COP18: At the negotiation table not all are equal
Updated on 07 September 2022
As much as “one state, one vote” rules or methods of consensus decision-making aim at giving the impression of resulting in a decision among equals, this is simply not the case. To anyone involved in diplomacy this statement is akin to a truism.
It is as true for the climate change negotiations currently underway in the form of the 18th Conference of the Parties (COP) to the UN Framework Convention on Climate Change (UNFCCC) in Doha, Qatar, as it is for most international negotiations. In case of climate change negotiations, this lack of equity is especially problematic though. Those who are most affected by climate change and are least likely to have the resources to adapt to it are also those with the least power at the negotiation table.

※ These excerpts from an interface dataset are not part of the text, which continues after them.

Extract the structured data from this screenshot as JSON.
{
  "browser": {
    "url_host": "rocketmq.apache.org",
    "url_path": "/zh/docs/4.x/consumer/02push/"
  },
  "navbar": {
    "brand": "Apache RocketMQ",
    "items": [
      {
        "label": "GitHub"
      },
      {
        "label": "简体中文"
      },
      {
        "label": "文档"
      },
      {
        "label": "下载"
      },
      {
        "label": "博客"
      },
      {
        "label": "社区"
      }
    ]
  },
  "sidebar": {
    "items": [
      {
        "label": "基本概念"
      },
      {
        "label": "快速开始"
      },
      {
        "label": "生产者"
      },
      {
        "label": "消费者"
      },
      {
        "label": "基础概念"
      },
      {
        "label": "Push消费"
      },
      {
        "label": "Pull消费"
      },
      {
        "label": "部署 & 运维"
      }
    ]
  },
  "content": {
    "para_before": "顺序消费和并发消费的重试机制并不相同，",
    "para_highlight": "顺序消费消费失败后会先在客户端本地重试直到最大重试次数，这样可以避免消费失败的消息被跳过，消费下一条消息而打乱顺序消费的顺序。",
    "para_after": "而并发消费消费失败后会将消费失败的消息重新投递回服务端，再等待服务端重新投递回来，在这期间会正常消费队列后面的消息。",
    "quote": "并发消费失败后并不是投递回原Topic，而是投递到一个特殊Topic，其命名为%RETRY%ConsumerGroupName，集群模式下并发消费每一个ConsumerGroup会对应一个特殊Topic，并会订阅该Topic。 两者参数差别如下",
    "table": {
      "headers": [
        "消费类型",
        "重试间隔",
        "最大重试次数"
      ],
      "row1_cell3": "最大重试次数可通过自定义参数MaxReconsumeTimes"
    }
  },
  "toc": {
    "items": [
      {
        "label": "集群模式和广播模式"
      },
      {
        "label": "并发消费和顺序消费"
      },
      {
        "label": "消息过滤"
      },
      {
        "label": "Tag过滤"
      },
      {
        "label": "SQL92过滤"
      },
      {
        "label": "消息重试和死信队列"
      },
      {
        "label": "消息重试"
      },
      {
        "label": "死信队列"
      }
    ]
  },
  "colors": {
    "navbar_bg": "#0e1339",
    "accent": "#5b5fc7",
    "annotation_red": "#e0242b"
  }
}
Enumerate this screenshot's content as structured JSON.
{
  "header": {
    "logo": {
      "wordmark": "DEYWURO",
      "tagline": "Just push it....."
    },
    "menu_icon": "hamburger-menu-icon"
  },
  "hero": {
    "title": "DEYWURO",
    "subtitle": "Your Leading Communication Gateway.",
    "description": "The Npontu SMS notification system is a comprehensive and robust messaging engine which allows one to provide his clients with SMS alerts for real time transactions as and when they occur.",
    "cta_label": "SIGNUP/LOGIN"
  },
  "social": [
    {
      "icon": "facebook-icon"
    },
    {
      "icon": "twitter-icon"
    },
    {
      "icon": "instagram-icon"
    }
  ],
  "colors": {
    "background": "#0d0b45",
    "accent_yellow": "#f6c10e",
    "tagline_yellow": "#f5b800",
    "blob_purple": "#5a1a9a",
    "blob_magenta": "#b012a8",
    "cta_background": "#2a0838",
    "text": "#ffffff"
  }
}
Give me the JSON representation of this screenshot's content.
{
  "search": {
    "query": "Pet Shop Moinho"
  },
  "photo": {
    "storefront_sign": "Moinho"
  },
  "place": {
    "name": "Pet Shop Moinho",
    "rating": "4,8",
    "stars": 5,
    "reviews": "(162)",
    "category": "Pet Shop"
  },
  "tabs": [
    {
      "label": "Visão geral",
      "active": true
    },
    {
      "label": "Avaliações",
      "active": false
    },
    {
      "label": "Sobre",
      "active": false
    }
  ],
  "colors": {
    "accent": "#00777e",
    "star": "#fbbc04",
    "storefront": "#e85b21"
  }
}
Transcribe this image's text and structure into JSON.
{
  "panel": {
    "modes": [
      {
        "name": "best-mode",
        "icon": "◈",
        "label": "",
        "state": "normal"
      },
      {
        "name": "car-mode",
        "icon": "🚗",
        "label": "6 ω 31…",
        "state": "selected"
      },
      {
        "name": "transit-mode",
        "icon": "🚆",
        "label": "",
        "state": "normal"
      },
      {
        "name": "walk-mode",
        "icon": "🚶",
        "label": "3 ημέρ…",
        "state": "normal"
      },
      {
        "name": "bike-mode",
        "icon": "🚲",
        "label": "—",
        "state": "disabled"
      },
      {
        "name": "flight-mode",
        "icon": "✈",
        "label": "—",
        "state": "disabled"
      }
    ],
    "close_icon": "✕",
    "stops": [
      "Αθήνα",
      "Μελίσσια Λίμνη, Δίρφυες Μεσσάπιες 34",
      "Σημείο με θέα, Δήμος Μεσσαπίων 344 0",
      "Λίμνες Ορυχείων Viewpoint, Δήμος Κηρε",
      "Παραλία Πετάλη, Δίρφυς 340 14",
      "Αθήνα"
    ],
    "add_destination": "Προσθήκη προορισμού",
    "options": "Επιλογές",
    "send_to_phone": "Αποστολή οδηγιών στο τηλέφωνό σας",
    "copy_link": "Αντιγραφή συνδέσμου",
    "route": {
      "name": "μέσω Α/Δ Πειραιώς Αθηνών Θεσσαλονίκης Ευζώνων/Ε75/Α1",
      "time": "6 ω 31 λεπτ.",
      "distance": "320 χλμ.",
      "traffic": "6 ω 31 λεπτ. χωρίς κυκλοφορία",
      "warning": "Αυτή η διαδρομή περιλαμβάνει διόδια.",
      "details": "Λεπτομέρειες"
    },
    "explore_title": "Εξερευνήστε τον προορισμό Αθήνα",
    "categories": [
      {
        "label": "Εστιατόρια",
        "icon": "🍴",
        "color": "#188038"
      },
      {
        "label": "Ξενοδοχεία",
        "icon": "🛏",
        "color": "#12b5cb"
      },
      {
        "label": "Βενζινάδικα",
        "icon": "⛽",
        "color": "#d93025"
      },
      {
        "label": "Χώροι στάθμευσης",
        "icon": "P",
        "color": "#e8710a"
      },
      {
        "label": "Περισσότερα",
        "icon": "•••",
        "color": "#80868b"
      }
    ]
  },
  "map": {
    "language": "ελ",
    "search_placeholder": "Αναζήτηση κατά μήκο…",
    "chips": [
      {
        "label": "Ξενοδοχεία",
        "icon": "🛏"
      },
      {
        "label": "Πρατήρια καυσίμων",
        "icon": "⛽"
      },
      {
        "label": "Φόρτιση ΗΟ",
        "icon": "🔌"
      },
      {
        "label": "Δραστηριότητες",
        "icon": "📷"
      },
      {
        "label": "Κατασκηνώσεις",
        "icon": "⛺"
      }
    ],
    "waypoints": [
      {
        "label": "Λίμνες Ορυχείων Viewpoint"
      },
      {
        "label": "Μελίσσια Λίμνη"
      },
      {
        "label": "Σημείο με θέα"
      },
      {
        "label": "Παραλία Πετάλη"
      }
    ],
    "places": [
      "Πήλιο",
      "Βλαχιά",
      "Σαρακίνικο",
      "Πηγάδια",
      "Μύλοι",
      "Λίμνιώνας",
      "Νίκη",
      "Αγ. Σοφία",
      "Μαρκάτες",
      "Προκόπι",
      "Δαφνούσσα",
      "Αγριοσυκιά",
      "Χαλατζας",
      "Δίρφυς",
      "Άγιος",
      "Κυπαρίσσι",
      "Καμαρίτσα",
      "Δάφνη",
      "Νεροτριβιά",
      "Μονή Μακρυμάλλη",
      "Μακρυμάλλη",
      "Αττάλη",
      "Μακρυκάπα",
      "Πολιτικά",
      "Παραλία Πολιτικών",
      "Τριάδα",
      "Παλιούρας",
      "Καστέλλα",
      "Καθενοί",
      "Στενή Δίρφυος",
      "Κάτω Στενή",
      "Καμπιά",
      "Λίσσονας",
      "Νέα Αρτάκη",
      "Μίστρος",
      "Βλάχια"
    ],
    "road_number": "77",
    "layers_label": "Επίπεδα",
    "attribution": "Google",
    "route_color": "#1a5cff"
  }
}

Being almost at the midway point of the two weeks of the negotiation marathon that is COP18, this is a good opportunity to remind ourselves of the lack of equity and the inequality at the negotiation table. Whatever the modest outcome of COP18 will be, it won’t be an agreement reached among equals.
Wikipedia informs us that a “truism is a claim that is so obvious or self-evident as to be hardly worth mentioning.”But this also means that from time to time it needs to be mentioned again to serve as a reminder and to not allow the fact that it is self-evident result in ignoring a problem. A look at the data underpinning the inequality at the negotiation table of the climate change negotiations (COPs) is probably the best and most robust reminder.
A good source is Schroeder’s, Boykoff’s, and Spiers’ “Equity and state representations in climate change negotiations”. They find that, overall, climate change negotiations have become a much bigger affair over the years. From the 1st COP in 1994 to the 15th COP in 2009, the number of official representatives increased 14-fold. Yet, while G8 countries and the big 5 (China, India, South Africa, Brazil, and Mexico) increased their delegation sizes, small developing countries downsized. So, the gap in negotiation resources between the richest and the poorest nations persisted and indeed widened. This leads to two phenomena that express the inequality at the negotiation table best: a considerable “capacity gap” on the one hand and “negotiation by exhaustion” on the other. As a response, the authors recommend to introduce a cap for the size of national delegations that ensures broad representation of various governmental departments while at the same time keeping delegations to a manageable size.
Read the full publication here.